Contrast nephrotoxicity: acute renal failure occurring within 2-5 days of the procedure, due to nephrotoxic effects of contrast dyes. It is especially common in patients with preexisting chronic renal insufficiency and diabetes mellitus ( 60% incidence when 30 ml of dye was used).
Atheroembolic renal disease: mechanical disruption of aortic atheroma by the catheter and subsequent microembolization into the kidneys. Clinically, it is characterized by a sudden or slow increase in serum creatinine level, which is usually not completely reversible and occasionally may be associated with eosinophilia, thrombocytopenia, and transient decreases in serum complement levels. Urinary abnormalities may range from benign sediment to hematuria, proteinuria, eosinophiluria, or red cell casts. Embolization to other organs may occur (e.g., livedo reticularis, peripheral cyanosis, bowel ischemia).
What precautions can be taken to prevent or minimize contrast nephrotoxocity?
Recognize high-risk individuals prone to this complication (i.e., those with diabetes mellitus and chronic renal insufficiency).
Volume replete, because hypovolemic patients are at much higher risk. In patients without congestive heart failure or overt signs of volume excess, diuretics should be stopped at least 1-2 days before the procedure, and intravenous fluids should be started several hours before the test.
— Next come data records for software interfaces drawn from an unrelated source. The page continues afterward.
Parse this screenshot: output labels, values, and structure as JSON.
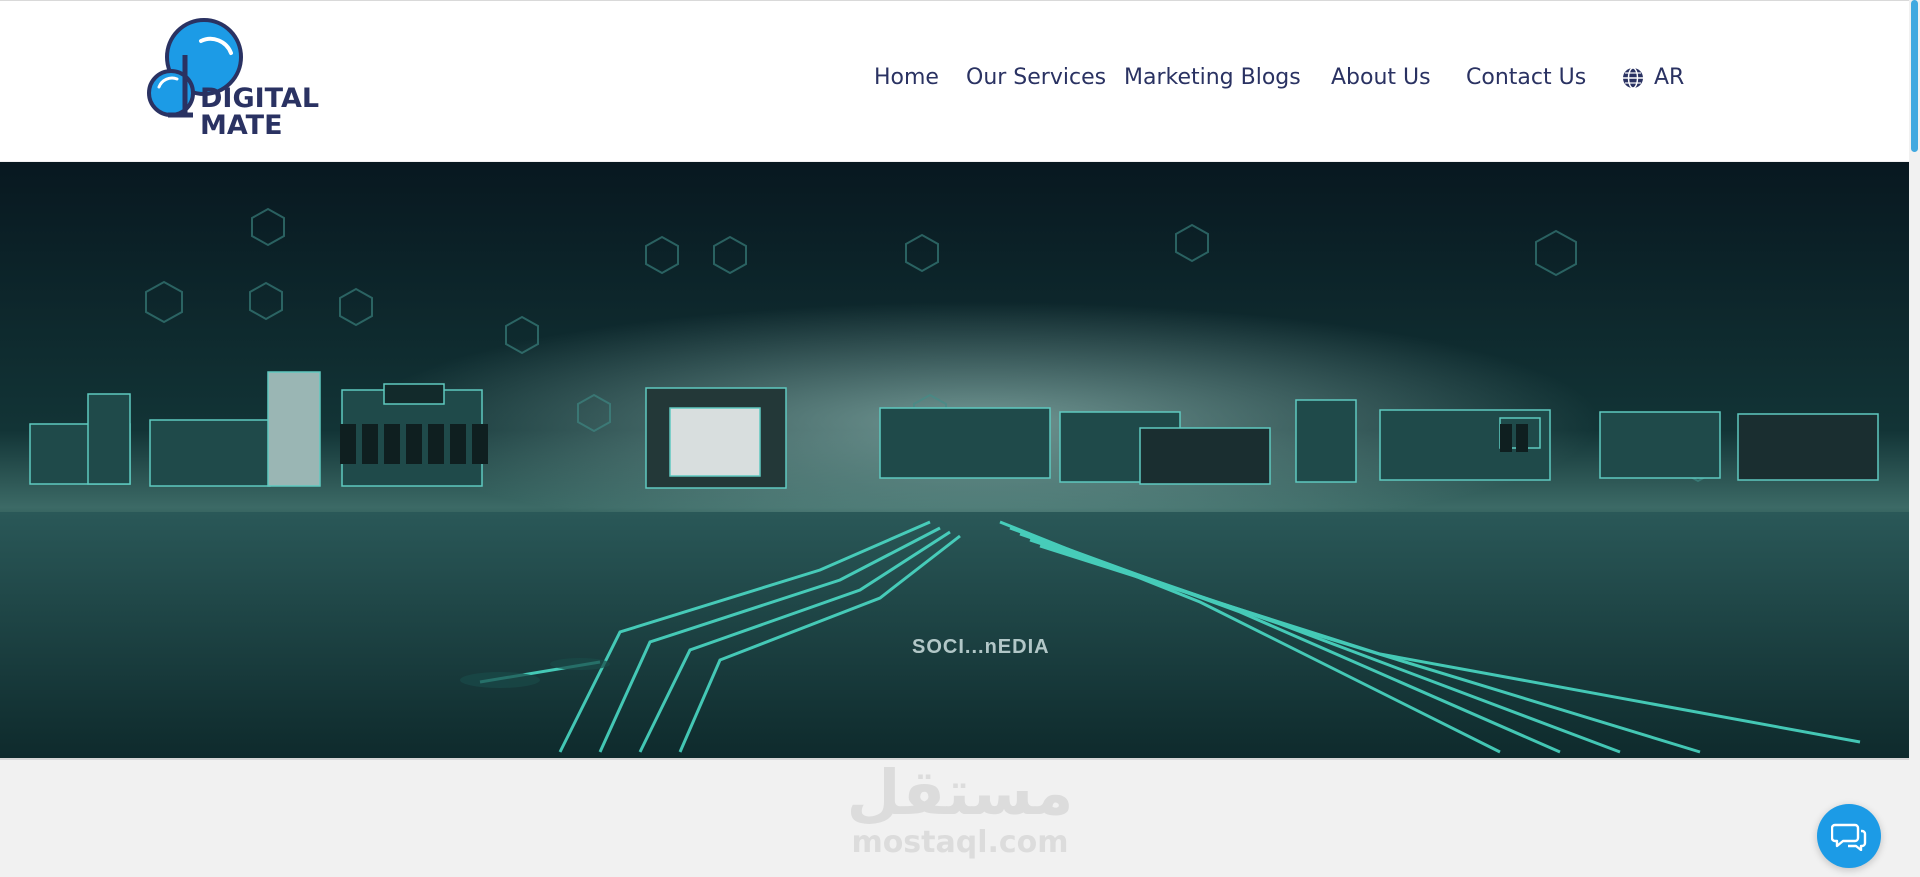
{
  "brand": {
    "line1": "DIGITAL",
    "line2": "MATE",
    "color": "#2a3262",
    "accent": "#1c9be6"
  },
  "nav": {
    "items": [
      {
        "label": "Home"
      },
      {
        "label": "Our Services"
      },
      {
        "label": "Marketing Blogs"
      },
      {
        "label": "About Us"
      },
      {
        "label": "Contact Us"
      }
    ],
    "language": {
      "label": "AR",
      "icon": "globe-icon"
    }
  },
  "hero": {
    "caption": "SOCI...nEDIA"
  },
  "watermark": {
    "arabic": "مستقل",
    "latin": "mostaql.com"
  },
  "chat": {
    "icon": "chat-bubbles-icon"
  }
}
Intravenous mannitol, 25 g given before and after the procedure, may be protective. Monitor intake and output closely, and avoid negative fluid balance with mannitol diuresis. Mannitol is contraindicated in patients with severe renal insufficiency, in whom it can cause pulmonary edema secondary to the osmotic effect of mannitol.
Do nonionic, low-osmolality contrast media cause less contrast nephrotoxicity than conventional high-osmolality contrast media?
A lower adverse reaction profile of low-osmolality agents has been suggested, but there is no convincing evidence for decreased nephrotoxicity from controlled randomized human studies. Because these agents are about 20 times more expensive than the conventional high-osmolality agents, their routine use is not justified in the absence of clear evidence of a lower side effect profile.
What are the lipid abnormalities associated with renal disease?
â¢ In nephrotic syndrome, elevation of total and low-density lipoprotein (LDL) cholesterol is a result of increased hepatic synthesis of lipoprotein B, most likely due to hypoalbu-minemia. The hypercholesterolemia is usually severe.
â¢ In chronic renal failure, hypertriglyceridemia is seen in 30% of patients. The defect may be due to the reduced lipolysis of triglyceride-rich lipoproteins (mainly very-low-density lipoproteins, VLDL).